**THE PROBLEM**. What the answer must contain is every line of the records, exactly, with no pictures.
╭──
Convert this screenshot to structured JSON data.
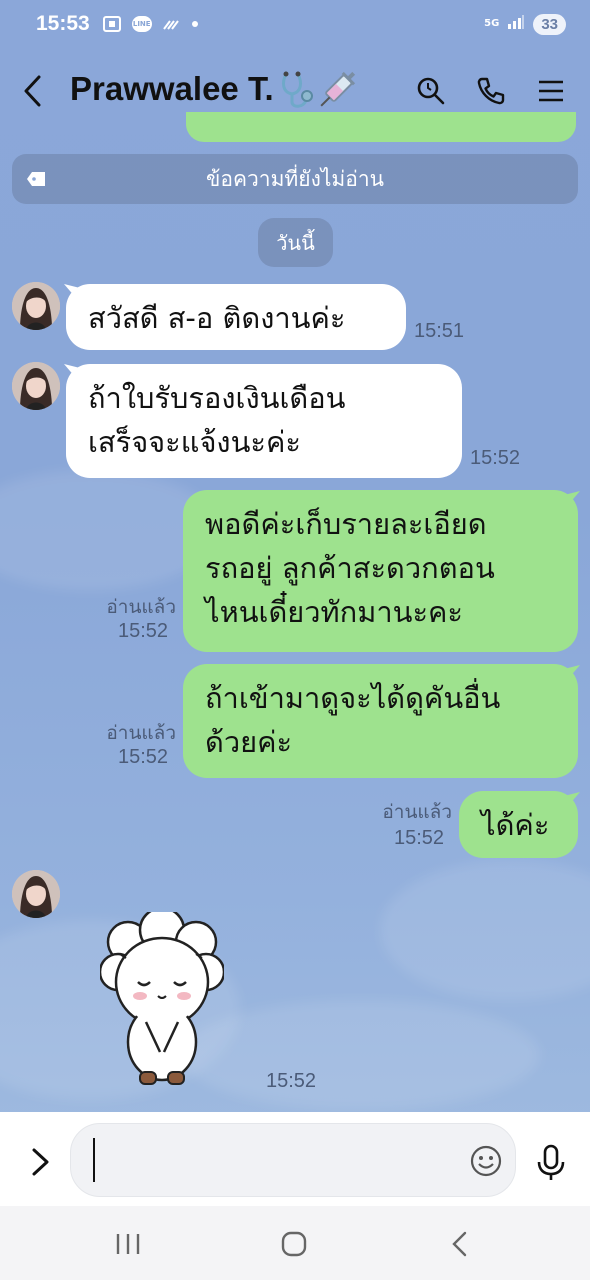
{
  "status_bar": {
    "time": "15:53",
    "network": "5G",
    "battery": "33",
    "line_badge": "LINE"
  },
  "header": {
    "contact_name": "Prawwalee T.",
    "title_icons": [
      "stethoscope-icon",
      "syringe-icon"
    ],
    "actions": [
      "search-icon",
      "phone-icon",
      "menu-icon"
    ]
  },
  "unread_banner": {
    "text": "ข้อความที่ยังไม่อ่าน"
  },
  "date_divider": {
    "text": "วันนี้"
  },
  "messages": [
    {
      "direction": "in",
      "lines": [
        "สวัสดี ส-อ ติดงานค่ะ"
      ],
      "time": "15:51"
    },
    {
      "direction": "in",
      "lines": [
        "ถ้าใบรับรองเงินเดือน",
        "เสร็จจะแจ้งนะค่ะ"
      ],
      "time": "15:52"
    },
    {
      "direction": "out",
      "lines": [
        "พอดีค่ะเก็บรายละเอียด",
        "รถอยู่ ลูกค้าสะดวกตอน",
        "ไหนเดี๋ยวทักมานะคะ"
      ],
      "read": "อ่านแล้ว",
      "time": "15:52"
    },
    {
      "direction": "out",
      "lines": [
        "ถ้าเข้ามาดูจะได้ดูคันอื่น",
        "ด้วยค่ะ"
      ],
      "read": "อ่านแล้ว",
      "time": "15:52"
    },
    {
      "direction": "out",
      "lines": [
        "ได้ค่ะ"
      ],
      "read": "อ่านแล้ว",
      "time": "15:52"
    },
    {
      "direction": "in",
      "type": "sticker",
      "sticker": "white-lamb-bow-sticker",
      "time": "15:52"
    }
  ],
  "input_bar": {
    "value": "",
    "placeholder": ""
  },
  "colors": {
    "background": "#8aa6d6",
    "bubble_in": "#ffffff",
    "bubble_out": "#9ee28e",
    "input_bar": "#ffffff",
    "nav_bar": "#f4f4f6"
  }
}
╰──
**TASK ANSWER**.
Convert this screenshot to structured JSON data.
{
  "status_bar": {
    "time": "15:53",
    "network": "5G",
    "battery": "33",
    "line_badge": "LINE"
  },
  "header": {
    "contact_name": "Prawwalee T.",
    "title_icons": [
      "stethoscope-icon",
      "syringe-icon"
    ],
    "actions": [
      "search-icon",
      "phone-icon",
      "menu-icon"
    ]
  },
  "unread_banner": {
    "text": "ข้อความที่ยังไม่อ่าน"
  },
  "date_divider": {
    "text": "วันนี้"
  },
  "messages": [
    {
      "direction": "in",
      "lines": [
        "สวัสดี ส-อ ติดงานค่ะ"
      ],
      "time": "15:51"
    },
    {
      "direction": "in",
      "lines": [
        "ถ้าใบรับรองเงินเดือน",
        "เสร็จจะแจ้งนะค่ะ"
      ],
      "time": "15:52"
    },
    {
      "direction": "out",
      "lines": [
        "พอดีค่ะเก็บรายละเอียด",
        "รถอยู่ ลูกค้าสะดวกตอน",
        "ไหนเดี๋ยวทักมานะคะ"
      ],
      "read": "อ่านแล้ว",
      "time": "15:52"
    },
    {
      "direction": "out",
      "lines": [
        "ถ้าเข้ามาดูจะได้ดูคันอื่น",
        "ด้วยค่ะ"
      ],
      "read": "อ่านแล้ว",
      "time": "15:52"
    },
    {
      "direction": "out",
      "lines": [
        "ได้ค่ะ"
      ],
      "read": "อ่านแล้ว",
      "time": "15:52"
    },
    {
      "direction": "in",
      "type": "sticker",
      "sticker": "white-lamb-bow-sticker",
      "time": "15:52"
    }
  ],
  "input_bar": {
    "value": "",
    "placeholder": ""
  },
  "colors": {
    "background": "#8aa6d6",
    "bubble_in": "#ffffff",
    "bubble_out": "#9ee28e",
    "input_bar": "#ffffff",
    "nav_bar": "#f4f4f6"
  }
}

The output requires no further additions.